Pay cuts add to decade of under investment
The British Dental Association (BDA) has said underinvestment in dentistry is bringing NHS services to the brink, as the Review Body on Doctors’ and Dentists’ Remuneration (DDRB) announced its recommendation of a below inflation pay uplift of 1 per cent for dentists in 2017/18.
The BDA has said that the report has comprehensively failed to recognise the impact that a collapse of 35 per cent in earnings since 2006 has had on investment in dental practices. NHS dentists in England have not received any direct capital investment in recent years, while GPs have continued support through a five-year £900m fund, with an additional £56m fund for practice resilience, including support for GPs suffering burnout and stress.
The BDA has lamented the underinvestment and lack of government strategy and action on oral disease. Recent analysis from the Royal College of Surgeons has shown a 24 per cent rise in the number of tooth extractions performed on nought to four-year-olds in hospitals in England over the last decade.
Comment from around the UK
Henrik Overgaard-Nielsen, chair of General Dental Practice at the BDA, said, “At the same time that child tooth extractions are surging, the Government seems intent on making NHS dentistry unsustainable. Dentists have seen a 35 per cent drop in earnings in the past 10 years.

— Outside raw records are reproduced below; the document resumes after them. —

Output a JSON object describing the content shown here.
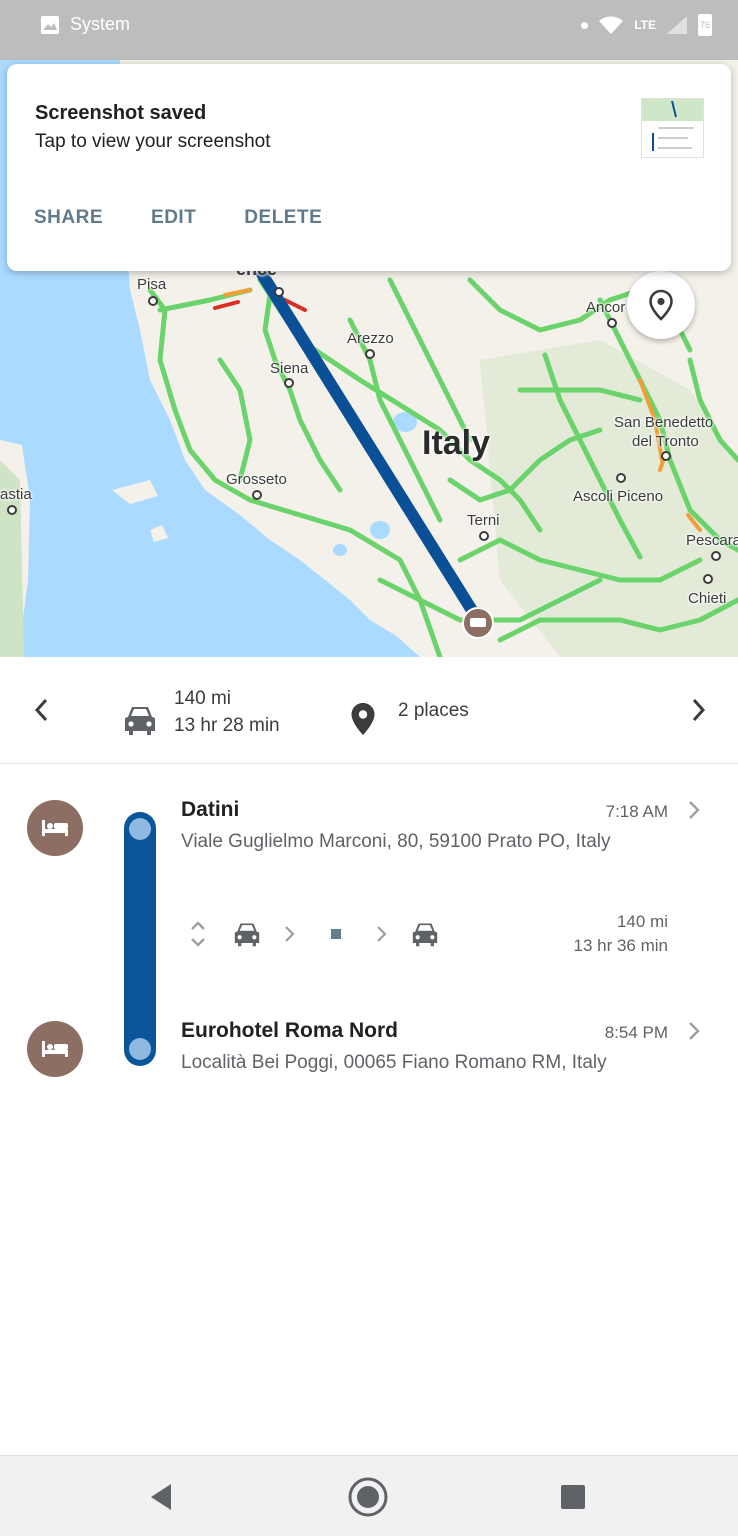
{
  "status_bar": {
    "app_name": "System",
    "network": "LTE",
    "battery": "76",
    "icons": [
      "image-icon",
      "dot-icon",
      "wifi-icon",
      "signal-icon",
      "battery-icon"
    ]
  },
  "notification": {
    "title": "Screenshot saved",
    "body": "Tap to view your screenshot",
    "actions": [
      "SHARE",
      "EDIT",
      "DELETE"
    ]
  },
  "map": {
    "country_label": "Italy",
    "place_labels": {
      "florence": "ence",
      "pisa": "Pisa",
      "arezzo": "Arezzo",
      "siena": "Siena",
      "ancona": "Ancor",
      "san_benedetto_1": "San Benedetto",
      "san_benedetto_2": "del Tronto",
      "grosseto": "Grosseto",
      "ascoli": "Ascoli Piceno",
      "bastia": "astia",
      "terni": "Terni",
      "pescara": "Pescara",
      "chieti": "Chieti"
    },
    "colors": {
      "water": "#aadaff",
      "land": "#f4f1ea",
      "road": "#6bd36b",
      "route": "#0b4f96"
    }
  },
  "summary": {
    "distance": "140 mi",
    "duration": "13 hr 28 min",
    "places": "2 places"
  },
  "itinerary": {
    "stops": [
      {
        "name": "Datini",
        "address": "Viale Guglielmo Marconi, 80, 59100 Prato PO, Italy",
        "time": "7:18 AM"
      },
      {
        "name": "Eurohotel Roma Nord",
        "address": "Località Bei Poggi, 00065 Fiano Romano RM, Italy",
        "time": "8:54 PM"
      }
    ],
    "leg": {
      "distance": "140 mi",
      "duration": "13 hr 36 min"
    }
  },
  "nav_bar": {
    "buttons": [
      "back-icon",
      "home-icon",
      "recents-icon"
    ]
  }
}
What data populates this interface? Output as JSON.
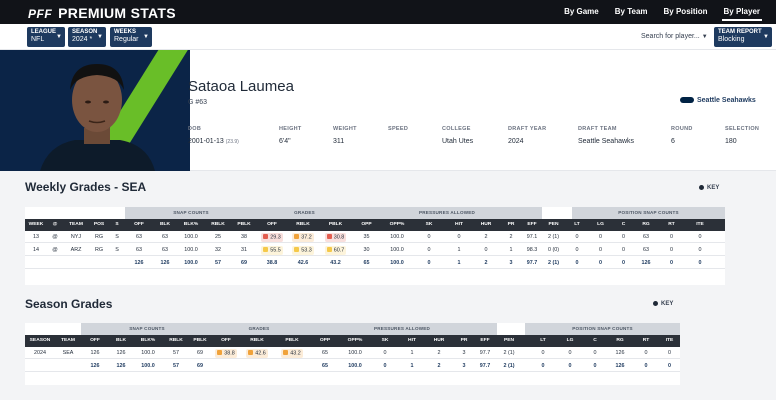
{
  "header": {
    "pff": "PFF",
    "title": "PREMIUM STATS",
    "nav": [
      "By Game",
      "By Team",
      "By Position",
      "By Player"
    ]
  },
  "filters": [
    {
      "label": "LEAGUE",
      "value": "NFL"
    },
    {
      "label": "SEASON",
      "value": "2024 *"
    },
    {
      "label": "WEEKS",
      "value": "Regular"
    },
    {
      "label": "TEAM REPORT",
      "value": "Blocking"
    }
  ],
  "search": {
    "placeholder": "Search for player..."
  },
  "player": {
    "name": "Sataoa Laumea",
    "position": "G #63",
    "team": "Seattle Seahawks",
    "bio": [
      {
        "label": "DOB",
        "value": "2001-01-13",
        "note": "(23.9)"
      },
      {
        "label": "HEIGHT",
        "value": "6'4\""
      },
      {
        "label": "WEIGHT",
        "value": "311"
      },
      {
        "label": "SPEED",
        "value": ""
      },
      {
        "label": "COLLEGE",
        "value": "Utah Utes"
      },
      {
        "label": "DRAFT YEAR",
        "value": "2024"
      },
      {
        "label": "DRAFT TEAM",
        "value": "Seattle Seahawks"
      },
      {
        "label": "ROUND",
        "value": "6"
      },
      {
        "label": "SELECTION",
        "value": "180"
      }
    ]
  },
  "key_label": "KEY",
  "colors": {
    "red": "#e35d4f",
    "orange": "#f0a23a",
    "yellow": "#f5c94a",
    "navy": "#1e3a5f",
    "seahawks_green": "#69be28"
  },
  "weekly": {
    "title": "Weekly Grades - SEA",
    "groups": [
      "SNAP COUNTS",
      "GRADES",
      "PRESSURES ALLOWED",
      "POSITION SNAP COUNTS"
    ],
    "columns": [
      "WEEK",
      "@",
      "TEAM",
      "POS",
      "S",
      "OFF",
      "BLK",
      "BLK%",
      "RBLK",
      "PBLK",
      "OFF",
      "RBLK",
      "PBLK",
      "OPP",
      "OPP%",
      "SK",
      "HIT",
      "HUR",
      "PR",
      "EFF",
      "PEN",
      "LT",
      "LG",
      "C",
      "RG",
      "RT",
      "ITE"
    ],
    "rows": [
      [
        "13",
        "@",
        "NYJ",
        "RG",
        "S",
        "63",
        "63",
        "100.0",
        "25",
        "38",
        "29.3",
        "37.2",
        "30.8",
        "35",
        "100.0",
        "0",
        "0",
        "2",
        "2",
        "97.1",
        "2 (1)",
        "0",
        "0",
        "0",
        "63",
        "0",
        "0"
      ],
      [
        "14",
        "@",
        "ARZ",
        "RG",
        "S",
        "63",
        "63",
        "100.0",
        "32",
        "31",
        "55.5",
        "53.3",
        "60.7",
        "30",
        "100.0",
        "0",
        "1",
        "0",
        "1",
        "98.3",
        "0 (0)",
        "0",
        "0",
        "0",
        "63",
        "0",
        "0"
      ]
    ],
    "totals": [
      "",
      "",
      "",
      "",
      "",
      "126",
      "126",
      "100.0",
      "57",
      "69",
      "38.8",
      "42.6",
      "43.2",
      "65",
      "100.0",
      "0",
      "1",
      "2",
      "3",
      "97.7",
      "2 (1)",
      "0",
      "0",
      "0",
      "126",
      "0",
      "0"
    ],
    "grade_colors": [
      [
        "red",
        "orange",
        "red"
      ],
      [
        "yellow",
        "yellow",
        "yellow"
      ]
    ]
  },
  "season": {
    "title": "Season Grades",
    "groups": [
      "SNAP COUNTS",
      "GRADES",
      "PRESSURES ALLOWED",
      "POSITION SNAP COUNTS"
    ],
    "columns": [
      "SEASON",
      "TEAM",
      "OFF",
      "BLK",
      "BLK%",
      "RBLK",
      "PBLK",
      "OFF",
      "RBLK",
      "PBLK",
      "OPP",
      "OPP%",
      "SK",
      "HIT",
      "HUR",
      "PR",
      "EFF",
      "PEN",
      "LT",
      "LG",
      "C",
      "RG",
      "RT",
      "ITE"
    ],
    "rows": [
      [
        "2024",
        "SEA",
        "126",
        "126",
        "100.0",
        "57",
        "69",
        "38.8",
        "42.6",
        "43.2",
        "65",
        "100.0",
        "0",
        "1",
        "2",
        "3",
        "97.7",
        "2 (1)",
        "0",
        "0",
        "0",
        "126",
        "0",
        "0"
      ]
    ],
    "totals": [
      "",
      "",
      "126",
      "126",
      "100.0",
      "57",
      "69",
      "",
      "",
      "",
      "65",
      "100.0",
      "0",
      "1",
      "2",
      "3",
      "97.7",
      "2 (1)",
      "0",
      "0",
      "0",
      "126",
      "0",
      "0"
    ],
    "grade_colors": [
      [
        "orange",
        "orange",
        "orange"
      ]
    ]
  }
}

Today’s uplift does nothing to address – let alone reverse – a drop that’s already impacting on our ability to deliver the improvements in facilities, equipment and training our patients deserve.
“We’re living in uncertain times with the fall in the value of the pound, the rise in the cost of materials and the spiralling costs of regulatory compliance, and all compounded by the chronic underinvestment in NHS dentistry.

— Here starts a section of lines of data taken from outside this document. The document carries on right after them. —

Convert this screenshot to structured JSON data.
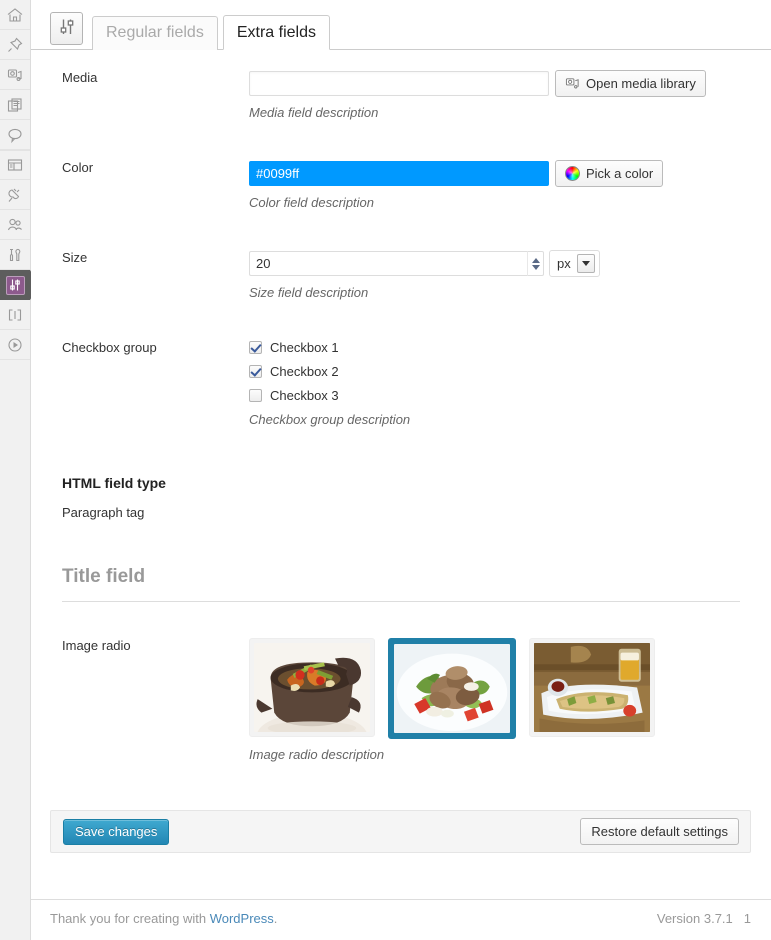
{
  "sidebar": {
    "items": [
      {
        "name": "dashboard",
        "icon": "home-icon",
        "active": false
      },
      {
        "name": "posts",
        "icon": "pin-icon",
        "active": false
      },
      {
        "name": "media",
        "icon": "camera-icon",
        "active": false
      },
      {
        "name": "pages",
        "icon": "pages-icon",
        "active": false
      },
      {
        "name": "comments",
        "icon": "comment-bubble-icon",
        "active": false
      },
      {
        "name": "appearance",
        "icon": "layout-icon",
        "active": false
      },
      {
        "name": "plugins",
        "icon": "plug-icon",
        "active": false
      },
      {
        "name": "users",
        "icon": "users-icon",
        "active": false
      },
      {
        "name": "tools",
        "icon": "tools-icon",
        "active": false
      },
      {
        "name": "settings",
        "icon": "sliders-icon",
        "active": true
      },
      {
        "name": "collapse",
        "icon": "brackets-icon",
        "active": false
      },
      {
        "name": "player",
        "icon": "play-circle-icon",
        "active": false
      }
    ]
  },
  "tabs": {
    "settings_icon": "sliders-icon",
    "items": [
      {
        "label": "Regular fields",
        "active": false
      },
      {
        "label": "Extra fields",
        "active": true
      }
    ]
  },
  "fields": {
    "media": {
      "label": "Media",
      "value": "",
      "placeholder": "",
      "button_label": "Open media library",
      "button_icon": "media-library-icon",
      "description": "Media field description"
    },
    "color": {
      "label": "Color",
      "value": "#0099ff",
      "swatch_hex": "#0099ff",
      "button_label": "Pick a color",
      "button_icon": "color-wheel-icon",
      "description": "Color field description"
    },
    "size": {
      "label": "Size",
      "value": "20",
      "unit": "px",
      "description": "Size field description"
    },
    "checkbox_group": {
      "label": "Checkbox group",
      "options": [
        {
          "label": "Checkbox 1",
          "checked": true
        },
        {
          "label": "Checkbox 2",
          "checked": true
        },
        {
          "label": "Checkbox 3",
          "checked": false
        }
      ],
      "description": "Checkbox group description"
    },
    "html_block": {
      "heading": "HTML field type",
      "paragraph": "Paragraph tag"
    },
    "title_field": {
      "heading": "Title field"
    },
    "image_radio": {
      "label": "Image radio",
      "options": [
        {
          "alt": "Stir-fried vegetables and meat in a dark clay pot",
          "selected": false
        },
        {
          "alt": "Sliced meat salad with tomato and greens on a white plate",
          "selected": true
        },
        {
          "alt": "Baked dish on a white plate with sauce and a glass of beer",
          "selected": false
        }
      ],
      "description": "Image radio description"
    }
  },
  "submit_bar": {
    "save_label": "Save changes",
    "restore_label": "Restore default settings"
  },
  "footer": {
    "thanks_prefix": "Thank you for creating with ",
    "wordpress_link": "WordPress",
    "thanks_suffix": ".",
    "version": "Version 3.7.1",
    "edge_marker": "1"
  },
  "colors": {
    "accent_blue": "#0099ff",
    "primary_button": "#2387b4",
    "selected_border": "#2080a8",
    "active_menu_bg": "#5d5d5d",
    "active_menu_icon_bg": "#8d5a8d"
  }
}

“This is a devastating blow for dentists’ morale and these deep and sustained cuts have long ceased to be a question of ‘pay restraint’ or ‘efficiency savings’."
Robert Donald, chair of the BDA’s Scottish Dental Practice Committee (SDPC), said,“The 1 per cent award is extremely disappointing and does nothing to address the crisis of morale among Scotland's GDPs. It guarantees that we remain the lowest paid dentists in the whole of the UK.
“While our earnings have been driven into the ground costs, associated with red tape and an overbearing regulatory regime, are spiralling out of control.
“Ministers need to know that dentists have had it to the back teeth in terms of doing 'more with less' and I fear that there is no give left in the system without compromising patient care.”
Katrina Clarke, chair of the Welsh General Dental Practice Committee, said, “If the Welsh Assembly is serious about improving the nation’s oral health then it must start by putting its money where its mouth is instead of relying increasingly on inflated patient charges to fund NHS dentistry.
"NHS dentistry in Wales is being stretched to breaking point. We are already facing a recruitment crisis and, even more worryingly, we are seeing practices closing –thereby making it harder for patients to access dental care.
“There is no further scope for savings, and this increase will not stop more practices closing. NHS practices increasingly cannot balance the books given the spiralling costs of running dental practices.”
David Johnson, chair of the Welsh Committee for Community Dentists, said,“This ongoing pay restraint is not only demoralising for hard working dentists but underinvestment in community services could have lasting consequences for oral health provision for the most vulnerable people in Wales.”
Peter Crooks, chair of the Northern Ireland Dental Practice Committee, said, “The uplift recommended by the DDRB does nothing to arrest the long-term decline in GDPs' real incomes which continues to jeopardise investment across the service.
“It’s not surprising that dentists’ morale and motivation in Northern Ireland is at worryingly low levels and linked to working longer hours and carrying out more health service work. This cannot be sustained indefinitely or on goodwill alone.
“The current political impasse and budget uncertainty in Northern Ireland is concerning. Whatever the political outcome, it is clear that failure to act and invest in dentistry will have lasting consequences for oral health provision in Northern Ireland.”